by Pam Zubeck
A coalition of public officials and others from Fort Collins to Colorado Springs is pushing Colorado's congressional delegation to secure funding for help with watershed protection and mitigation after wildfires in Colorado claimed more than 600 homes and 100,000 acres of forest land last year.
A letter dated today, Jan. 9, was sent by leaders in El Paso and Larimer counties, the cities of Colorado Springs and Greeley, Pikes Peak Council of Governments, Colorado Springs Utilties, Colorado Springs Regional Business Alliance, Colorado Municipal League, and Colorado Counties Inc.
The money would come from a bill for disaster help for Hurricane Sandy, which the House of Representatives failed to act on last week.
In the Pikes Peak region, the Waldo Canyon Fire ignited June 23 and destroyed 345 homes and charred more than 18,000 acres. The High Park fire, which started June 9 in Larimer County, claimed 259 homes and some 87,000 acres. The Waldo killed two people in the city, and the High Park, one.
Here's the letter:
We are writing to urge you to support the inclusion of $19.8 million for Colorado Emergency Watershed Protection (EWP) funding in the Supplemental Appropriation for Disaster Assistance. The EWP program is a critically important tool in assisting our communities by implementing emergency recovery measures for restoring our watersheds, and protecting life safety and critical infrastructure damaged by this summer’s devastating Waldo Canyon and High Park wildfires. Both El Paso and Larimer counties believe that EWP is needed to allow the Natural Resources Conservation Service (NRCS) to fund critical wildfire restoration and mitigation projects.
Waldo Canyon Projects
The City of Colorado Springs and Colorado Springs Utilities need additional funding to reduce flooding, sedimentation and debris flow impacts on facilities critical to collecting, storing and conveying raw drinking water to approximately 70% of city residents.
El Paso County is working with private landowners, the Colorado Department of Transportation (CDOT), School District 14 and others to protect the City of Manitou Springs and Highway 24 West from significant erosion and flooding issues which also threaten lives and property in the Ute Pass areas of Chipita Park and Cascade.

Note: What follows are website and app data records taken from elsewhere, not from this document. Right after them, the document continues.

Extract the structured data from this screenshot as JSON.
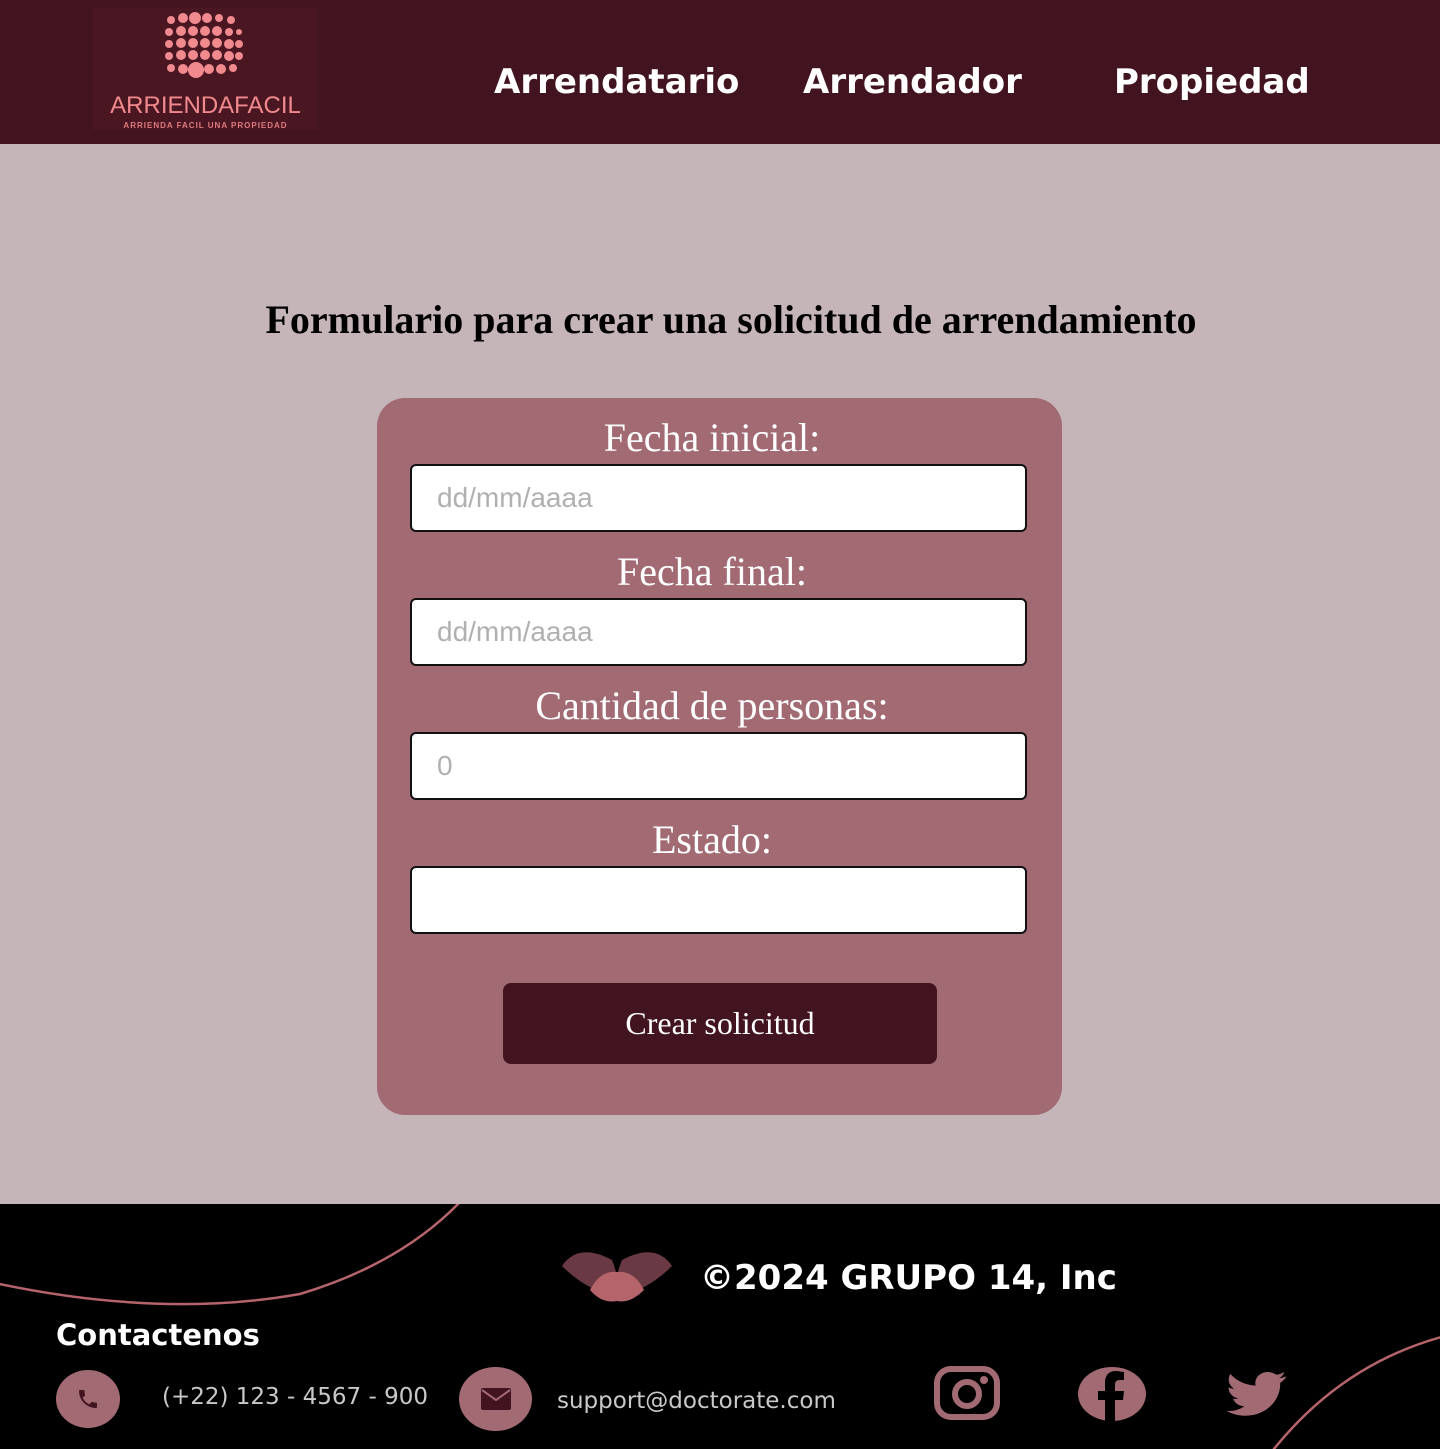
{
  "header": {
    "logo": {
      "name": "ARRIENDAFACIL",
      "tagline": "ARRIENDA FACIL UNA PROPIEDAD"
    },
    "nav": [
      {
        "label": "Arrendatario"
      },
      {
        "label": "Arrendador"
      },
      {
        "label": "Propiedad"
      }
    ]
  },
  "page": {
    "title": "Formulario para crear una solicitud de arrendamiento"
  },
  "form": {
    "fields": [
      {
        "label": "Fecha inicial:",
        "placeholder": "dd/mm/aaaa",
        "value": ""
      },
      {
        "label": "Fecha final:",
        "placeholder": "dd/mm/aaaa",
        "value": ""
      },
      {
        "label": "Cantidad de personas:",
        "placeholder": "0",
        "value": ""
      },
      {
        "label": "Estado:",
        "placeholder": "",
        "value": ""
      }
    ],
    "submit_label": "Crear solicitud"
  },
  "footer": {
    "copyright": "©2024 GRUPO 14, Inc",
    "contact_title": "Contactenos",
    "phone": "(+22) 123 - 4567 - 900",
    "email": "support@doctorate.com",
    "social": [
      {
        "icon": "instagram-icon"
      },
      {
        "icon": "facebook-icon"
      },
      {
        "icon": "twitter-icon"
      }
    ]
  },
  "colors": {
    "header_bg": "#42141f",
    "page_bg": "#c5b5b8",
    "card_bg": "#a26a73",
    "button_bg": "#42141f",
    "footer_bg": "#000000",
    "accent": "#a26a73"
  }
}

Additionally, the Navigators and Flying W Ranch need additional funds to protect public and private facilities, including significant historic structures such as Glen Eyrie Castle.

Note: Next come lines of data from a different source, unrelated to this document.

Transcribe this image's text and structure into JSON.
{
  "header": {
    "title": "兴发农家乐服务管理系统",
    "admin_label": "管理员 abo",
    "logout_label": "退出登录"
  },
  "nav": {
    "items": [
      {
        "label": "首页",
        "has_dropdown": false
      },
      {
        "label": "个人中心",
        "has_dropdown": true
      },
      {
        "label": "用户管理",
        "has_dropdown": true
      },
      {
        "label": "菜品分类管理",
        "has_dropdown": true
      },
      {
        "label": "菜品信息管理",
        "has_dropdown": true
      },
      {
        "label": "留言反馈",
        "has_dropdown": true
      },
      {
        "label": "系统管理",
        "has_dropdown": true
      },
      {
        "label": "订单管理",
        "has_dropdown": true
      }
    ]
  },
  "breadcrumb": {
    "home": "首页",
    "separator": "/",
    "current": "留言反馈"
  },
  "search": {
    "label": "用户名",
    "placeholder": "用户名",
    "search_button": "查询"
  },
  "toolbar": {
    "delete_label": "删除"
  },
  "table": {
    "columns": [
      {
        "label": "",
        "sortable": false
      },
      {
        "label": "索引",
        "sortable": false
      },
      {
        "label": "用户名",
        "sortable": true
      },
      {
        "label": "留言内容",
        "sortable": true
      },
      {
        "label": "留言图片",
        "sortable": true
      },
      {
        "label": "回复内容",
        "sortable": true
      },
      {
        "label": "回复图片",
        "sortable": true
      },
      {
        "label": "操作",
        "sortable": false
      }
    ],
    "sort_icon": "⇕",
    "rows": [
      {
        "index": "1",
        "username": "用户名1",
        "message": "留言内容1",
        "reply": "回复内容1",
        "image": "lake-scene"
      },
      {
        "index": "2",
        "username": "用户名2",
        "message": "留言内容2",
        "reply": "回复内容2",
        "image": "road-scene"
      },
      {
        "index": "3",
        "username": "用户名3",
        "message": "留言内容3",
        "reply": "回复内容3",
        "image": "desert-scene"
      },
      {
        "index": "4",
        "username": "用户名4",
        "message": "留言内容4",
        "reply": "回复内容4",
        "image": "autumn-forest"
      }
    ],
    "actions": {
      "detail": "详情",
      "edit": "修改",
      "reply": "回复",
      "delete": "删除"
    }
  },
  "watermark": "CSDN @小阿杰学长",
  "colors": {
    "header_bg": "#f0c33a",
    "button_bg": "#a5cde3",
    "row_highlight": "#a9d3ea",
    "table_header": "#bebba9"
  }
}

High Park Projects
High Park fire area water providers (City of Fort Collins, City of Greeley and the Tri- Districts) use the Cache La Poudre River to supply drinking water to over 300,000 residents as well as many water-dependent industries that support the economic viability of the region. Watershed restoration funding is critical to reducing sediment loads and infrastructure damage, and therefore maintaining a safe, economical drinking water supply in the region.
Over 200 miles of roads exist within the High Park fire burn area in Larimer County. This includes 42 miles of Larimer County roads, 25 miles of State Highway, 40 miles of US Forest Service Roads, and 98 miles of private roads. These roads provide customary and emergency access to the residential and traveling public, as well as access to fire fighters. Emergency watershed restoration funding would assist in protecting or restoring the integrity of these roads by reducing peak runoff flows and preventing debris hazards and damage.